events in St. Louis. The project, founded in Bogota, Colombia, closes major thoroughfares to automobile traffic in an effort to encourage pedestrian use. In St. Louis, that meant shutting down Lindell Boulevard from just east of Kingshighway to Grand Boulevard and Locust Street from Grand to North 8th Street.
"It was a success," says Helen Yane
, an administrative assistant to Mayor Slay who is in change of coordinating Open Streets. "Although there's definitely room for improvement. We had limited time to get the word out.
"That's the biggest comment from participants: Other people hadn't heard about it. That being said, we had about 1,500 people that showed up."
The biggest surprise to Yane was the number of participants on bikes:
"I thought more people would be walking and skating. The majority of
them -- 95% were on bicycles."
Still, Yane acknowledges that some
businesses and churches were upset by the street closures:
"We altered the route because of the catherdral. They were happy with us.
There were business along Lindell that were pretty frustrated. But there are business along Locust who were extremely happy with us."Steven Becker
of Nadoz Euro Bakery & Café
inside the Coronado at 3701 Lindell was among those frustrated.
"It wasn't a good thing," says Becker, noting that several of his customers who tried to drive to Nadoz for brunch during the event simply turned back around. "It hurt our business."

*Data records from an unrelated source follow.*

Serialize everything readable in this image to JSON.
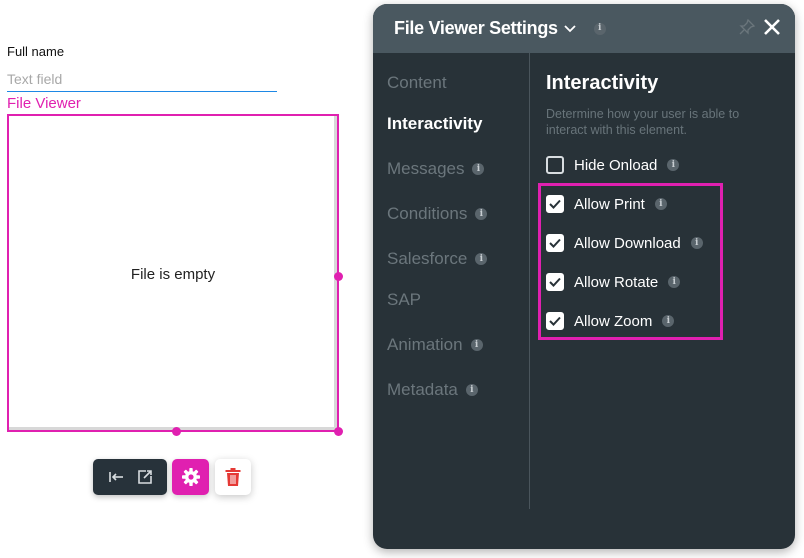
{
  "canvas": {
    "field_label": "Full name",
    "field_placeholder": "Text field",
    "file_viewer_label": "File Viewer",
    "file_viewer_empty_text": "File is empty",
    "accent_color": "#e020b0"
  },
  "toolbar": {
    "buttons": [
      {
        "name": "align-left",
        "icon": "arrow-to-left-icon"
      },
      {
        "name": "open-external",
        "icon": "external-link-icon"
      },
      {
        "name": "settings",
        "icon": "gear-icon"
      },
      {
        "name": "delete",
        "icon": "trash-icon"
      }
    ]
  },
  "panel": {
    "title": "File Viewer Settings",
    "nav": [
      {
        "label": "Content",
        "info": false,
        "active": false
      },
      {
        "label": "Interactivity",
        "info": false,
        "active": true
      },
      {
        "label": "Messages",
        "info": true,
        "active": false
      },
      {
        "label": "Conditions",
        "info": true,
        "active": false
      },
      {
        "label": "Salesforce",
        "info": true,
        "active": false
      },
      {
        "label": "SAP",
        "info": false,
        "active": false
      },
      {
        "label": "Animation",
        "info": true,
        "active": false
      },
      {
        "label": "Metadata",
        "info": true,
        "active": false
      }
    ],
    "section": {
      "title": "Interactivity",
      "description": "Determine how your user is able to interact with this element.",
      "options": [
        {
          "label": "Hide Onload",
          "checked": false
        },
        {
          "label": "Allow Print",
          "checked": true
        },
        {
          "label": "Allow Download",
          "checked": true
        },
        {
          "label": "Allow Rotate",
          "checked": true
        },
        {
          "label": "Allow Zoom",
          "checked": true
        }
      ]
    },
    "info_glyph": "i"
  }
}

Becker thinks the premise was flawed. "The whole premise was closed streets. It works where people live. As you get closer down here to midtown, it's not a good idea. There's no one living here. The SLU students don't even wake up till 1 p.m. [when the event ended]."
"It wasn't promoted at all," adds Becker, who says he saw no one participating except employees of Boeing, the event's sponsor, on bicycles. "They whizzed by [my restaurant]. They whizzed back the other way."Harman Moseley
, manager of the Moolah Theatre
and Chase Park Plaza Cinemas
says the event didn't hurt his business: "The fact that they've got [Open Streets] from 8:30 [p.m.] to 12:30 [p.m.], it's not that big of an impact.
"That's not a busy time at the Moolah. If it were all day, that would be devastating."
Adds Moseley, "We don't have mountains. We don't have oceans. People are starved for that kind of interaction. From a community standpoint, [Open Streets] is a terrific idea."
The second Open Streets event will be held on Sunday, June 13. Sensitive to the concerns of business owners, Yane says the route will be adjusted to pass through the more residential area of the Central West End. She hopes to double the number of participants from the first event.
Two more events are planned for this year: Sunday, September 19, and Saturday, October 9.
Saturday, May 1, saw the first of four planned